At least, that's what a new University of Chicago study commissioned by online dating website eHarmony would like you to believe.
The research, published Monday in the Proceedings of the National Academy of Sciences, shows that that approximately one-third of 19,131 American couples who married between 2005 - 2012 met their spouse online. And while this research was based on U.S. data, there is no reason to believe the trend is significantly different in Canada.
"We found evidence for a dramatic shift since the advent of the Internet in how people are meeting their spouse," lead author and psychology professor, John Cacioppo from the University of Chicago, tells Agence France-Presse.
The researchers found that marriage breakups were reported in about 6 per cent of the people who met online, compared with 7.6 per cent of the people who met offline. This was noted to be a statistically significant difference.
They also discovered that marriages for people who met online reported a mean score of 5.64 for relationship satisfaction, compared with a score of 5.48 for people who met offline.
The difference remained statistically significant even after controlling for variables like year of marriage, sex, age, education, ethnicity, household income, religion and employment status.
People who met online were more likely to be older (between 30 to 39) and have a higher income.

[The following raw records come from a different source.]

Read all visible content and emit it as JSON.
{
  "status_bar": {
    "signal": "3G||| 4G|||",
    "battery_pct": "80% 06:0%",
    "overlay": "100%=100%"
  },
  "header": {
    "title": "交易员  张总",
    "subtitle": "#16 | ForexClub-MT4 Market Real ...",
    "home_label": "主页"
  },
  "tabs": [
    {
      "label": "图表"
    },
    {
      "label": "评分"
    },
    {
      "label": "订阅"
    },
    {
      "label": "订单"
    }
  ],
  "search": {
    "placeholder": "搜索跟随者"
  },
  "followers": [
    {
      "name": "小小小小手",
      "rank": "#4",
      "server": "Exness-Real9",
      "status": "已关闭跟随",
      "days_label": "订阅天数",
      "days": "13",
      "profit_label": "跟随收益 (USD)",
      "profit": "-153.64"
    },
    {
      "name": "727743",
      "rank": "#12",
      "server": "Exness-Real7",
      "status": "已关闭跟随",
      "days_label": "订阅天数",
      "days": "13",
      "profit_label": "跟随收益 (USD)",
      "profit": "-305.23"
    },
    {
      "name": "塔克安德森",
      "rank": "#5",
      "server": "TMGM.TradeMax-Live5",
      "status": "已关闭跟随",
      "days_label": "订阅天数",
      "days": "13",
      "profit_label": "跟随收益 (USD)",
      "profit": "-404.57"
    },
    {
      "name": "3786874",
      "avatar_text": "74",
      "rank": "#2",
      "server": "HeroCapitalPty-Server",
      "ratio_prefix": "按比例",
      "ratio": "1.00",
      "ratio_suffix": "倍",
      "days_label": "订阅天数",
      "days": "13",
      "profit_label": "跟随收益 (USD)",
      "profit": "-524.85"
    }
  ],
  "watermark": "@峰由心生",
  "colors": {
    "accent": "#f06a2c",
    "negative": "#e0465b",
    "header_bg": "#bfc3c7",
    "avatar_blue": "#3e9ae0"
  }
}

The group was diverse racially and ethnically.
Among the least successful marriages were those in which people met at bars, through blind dates and in virtual online worlds where people communicate through avatars.